▶ _Required action_: Return each line of the listing that follows in which the string "Correcto" can be found.

Start of Supplied records

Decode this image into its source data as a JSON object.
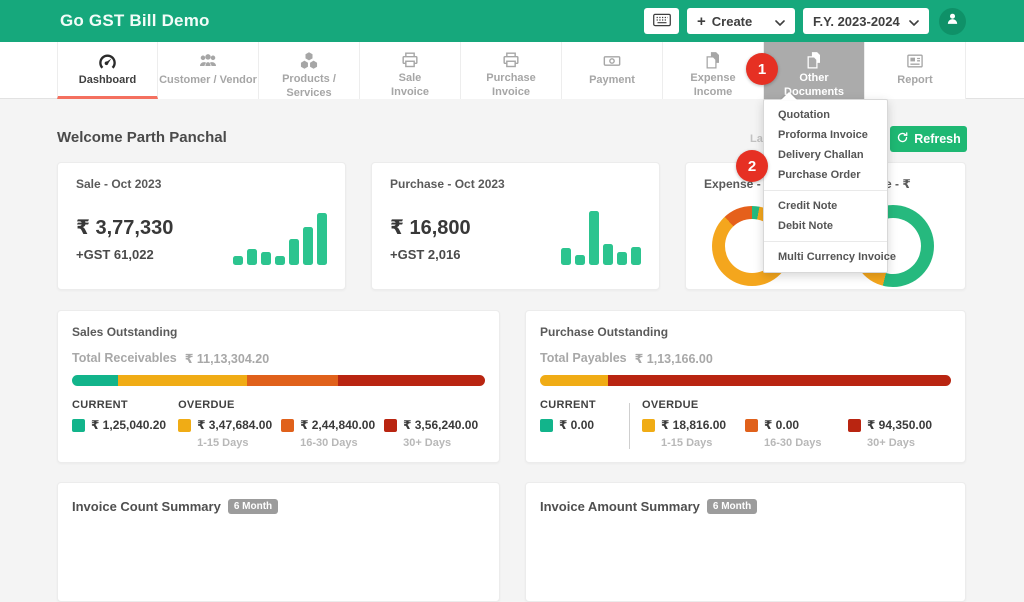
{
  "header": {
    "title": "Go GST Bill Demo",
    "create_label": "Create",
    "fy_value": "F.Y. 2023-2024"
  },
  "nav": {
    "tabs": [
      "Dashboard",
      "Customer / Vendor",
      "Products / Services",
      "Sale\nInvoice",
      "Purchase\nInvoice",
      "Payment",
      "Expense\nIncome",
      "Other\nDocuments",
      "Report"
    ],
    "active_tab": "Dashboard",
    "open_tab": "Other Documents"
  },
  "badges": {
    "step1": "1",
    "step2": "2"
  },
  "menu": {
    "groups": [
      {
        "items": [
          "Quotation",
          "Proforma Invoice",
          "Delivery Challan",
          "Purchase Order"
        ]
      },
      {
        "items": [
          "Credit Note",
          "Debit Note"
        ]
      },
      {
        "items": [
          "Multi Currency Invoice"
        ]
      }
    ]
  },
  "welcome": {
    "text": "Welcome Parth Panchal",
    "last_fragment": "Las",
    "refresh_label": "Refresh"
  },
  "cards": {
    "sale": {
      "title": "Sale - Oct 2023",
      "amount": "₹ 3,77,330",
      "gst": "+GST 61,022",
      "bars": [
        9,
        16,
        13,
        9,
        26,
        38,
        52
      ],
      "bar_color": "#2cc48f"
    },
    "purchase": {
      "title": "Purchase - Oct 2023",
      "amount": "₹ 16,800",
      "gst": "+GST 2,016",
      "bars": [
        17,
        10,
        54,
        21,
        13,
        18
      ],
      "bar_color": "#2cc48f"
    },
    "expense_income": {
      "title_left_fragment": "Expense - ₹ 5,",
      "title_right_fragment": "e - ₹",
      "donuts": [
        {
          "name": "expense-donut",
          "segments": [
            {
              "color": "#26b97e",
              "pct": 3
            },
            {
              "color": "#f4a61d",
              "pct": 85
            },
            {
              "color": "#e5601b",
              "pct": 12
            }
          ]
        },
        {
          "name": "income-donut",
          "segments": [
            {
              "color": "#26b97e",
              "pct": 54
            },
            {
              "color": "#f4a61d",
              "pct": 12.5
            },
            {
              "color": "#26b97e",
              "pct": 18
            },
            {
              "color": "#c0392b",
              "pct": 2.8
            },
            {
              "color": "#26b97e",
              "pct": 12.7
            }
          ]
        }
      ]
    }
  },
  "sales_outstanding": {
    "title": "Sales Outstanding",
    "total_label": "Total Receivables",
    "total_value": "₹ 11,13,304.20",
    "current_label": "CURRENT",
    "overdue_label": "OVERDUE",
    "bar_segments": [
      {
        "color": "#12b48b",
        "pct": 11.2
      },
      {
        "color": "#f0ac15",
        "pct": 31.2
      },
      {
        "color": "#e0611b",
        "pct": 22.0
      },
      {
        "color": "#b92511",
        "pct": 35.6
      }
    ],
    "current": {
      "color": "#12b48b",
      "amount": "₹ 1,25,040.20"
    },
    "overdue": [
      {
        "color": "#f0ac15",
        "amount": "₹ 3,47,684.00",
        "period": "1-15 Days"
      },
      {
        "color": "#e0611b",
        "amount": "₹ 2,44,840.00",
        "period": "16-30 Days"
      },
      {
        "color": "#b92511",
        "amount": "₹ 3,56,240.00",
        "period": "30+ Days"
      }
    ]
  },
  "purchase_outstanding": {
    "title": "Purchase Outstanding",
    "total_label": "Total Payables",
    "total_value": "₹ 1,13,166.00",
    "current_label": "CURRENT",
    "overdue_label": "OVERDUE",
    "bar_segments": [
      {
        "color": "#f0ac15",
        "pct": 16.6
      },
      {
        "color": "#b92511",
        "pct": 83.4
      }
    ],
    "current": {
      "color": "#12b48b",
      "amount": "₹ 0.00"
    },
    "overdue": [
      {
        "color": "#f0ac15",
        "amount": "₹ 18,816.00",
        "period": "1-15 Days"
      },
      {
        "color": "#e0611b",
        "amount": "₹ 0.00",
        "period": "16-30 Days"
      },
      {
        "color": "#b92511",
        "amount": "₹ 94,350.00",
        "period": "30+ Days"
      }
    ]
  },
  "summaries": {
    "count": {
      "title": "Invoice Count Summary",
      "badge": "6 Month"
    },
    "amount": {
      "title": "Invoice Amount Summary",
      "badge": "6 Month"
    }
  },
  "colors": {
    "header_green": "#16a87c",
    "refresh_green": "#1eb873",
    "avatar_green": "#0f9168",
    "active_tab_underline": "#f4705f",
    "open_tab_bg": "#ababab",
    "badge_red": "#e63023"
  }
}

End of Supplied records
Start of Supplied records

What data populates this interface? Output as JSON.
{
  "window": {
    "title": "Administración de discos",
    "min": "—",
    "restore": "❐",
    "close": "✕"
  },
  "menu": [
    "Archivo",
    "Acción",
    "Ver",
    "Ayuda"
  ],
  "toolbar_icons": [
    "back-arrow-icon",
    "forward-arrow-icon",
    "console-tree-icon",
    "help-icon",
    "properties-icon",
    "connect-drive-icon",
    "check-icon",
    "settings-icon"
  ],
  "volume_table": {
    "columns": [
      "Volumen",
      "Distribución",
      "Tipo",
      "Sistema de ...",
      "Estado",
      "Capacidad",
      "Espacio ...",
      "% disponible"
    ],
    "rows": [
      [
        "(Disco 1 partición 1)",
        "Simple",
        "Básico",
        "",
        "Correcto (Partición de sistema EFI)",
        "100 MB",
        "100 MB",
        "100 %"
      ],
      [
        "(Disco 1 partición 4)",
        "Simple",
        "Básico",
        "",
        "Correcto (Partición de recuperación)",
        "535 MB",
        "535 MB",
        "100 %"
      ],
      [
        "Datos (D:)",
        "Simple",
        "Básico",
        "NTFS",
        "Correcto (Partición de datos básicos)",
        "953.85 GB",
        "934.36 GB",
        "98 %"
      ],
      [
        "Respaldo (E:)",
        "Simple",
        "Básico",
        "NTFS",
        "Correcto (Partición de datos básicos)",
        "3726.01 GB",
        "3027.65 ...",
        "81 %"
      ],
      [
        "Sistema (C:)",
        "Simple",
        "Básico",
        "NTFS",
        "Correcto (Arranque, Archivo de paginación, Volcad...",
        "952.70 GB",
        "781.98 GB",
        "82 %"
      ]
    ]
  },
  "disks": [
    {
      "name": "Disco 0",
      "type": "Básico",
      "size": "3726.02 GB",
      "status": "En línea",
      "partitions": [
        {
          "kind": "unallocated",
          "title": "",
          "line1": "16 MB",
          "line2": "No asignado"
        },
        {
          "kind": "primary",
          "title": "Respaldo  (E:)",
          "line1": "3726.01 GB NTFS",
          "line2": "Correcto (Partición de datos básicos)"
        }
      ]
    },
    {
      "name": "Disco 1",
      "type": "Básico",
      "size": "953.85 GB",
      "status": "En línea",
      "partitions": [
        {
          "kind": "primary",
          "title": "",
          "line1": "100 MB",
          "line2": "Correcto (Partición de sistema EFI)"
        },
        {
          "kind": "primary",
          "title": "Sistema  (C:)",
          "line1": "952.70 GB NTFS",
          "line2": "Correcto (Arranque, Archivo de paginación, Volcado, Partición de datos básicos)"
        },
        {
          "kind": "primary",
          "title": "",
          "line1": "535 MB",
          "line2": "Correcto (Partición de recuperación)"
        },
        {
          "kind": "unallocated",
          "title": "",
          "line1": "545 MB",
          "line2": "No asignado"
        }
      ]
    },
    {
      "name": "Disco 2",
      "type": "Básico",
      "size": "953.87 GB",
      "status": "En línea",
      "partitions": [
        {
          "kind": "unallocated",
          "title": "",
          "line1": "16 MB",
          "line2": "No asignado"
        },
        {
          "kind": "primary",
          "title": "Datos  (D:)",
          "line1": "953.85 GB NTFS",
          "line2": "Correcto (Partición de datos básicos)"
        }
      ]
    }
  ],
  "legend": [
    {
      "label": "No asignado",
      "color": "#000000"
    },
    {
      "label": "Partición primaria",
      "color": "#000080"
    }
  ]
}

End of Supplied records

▶ _Answer to this problem_:
        "Correcto (Partición de sistema EFI)",
        "Correcto (Partición de recuperación)",
        "Correcto (Partición de datos básicos)",
        "Correcto (Partición de datos básicos)",
        "Correcto (Arranque, Archivo de paginación, Volcad...",
          "line2": "Correcto (Partición de datos básicos)"
          "line2": "Correcto (Partición de sistema EFI)"
          "line2": "Correcto (Arranque, Archivo de paginación, Volcado, Partición de datos básicos)"
          "line2": "Correcto (Partición de recuperación)"
          "line2": "Correcto (Partición de datos básicos)"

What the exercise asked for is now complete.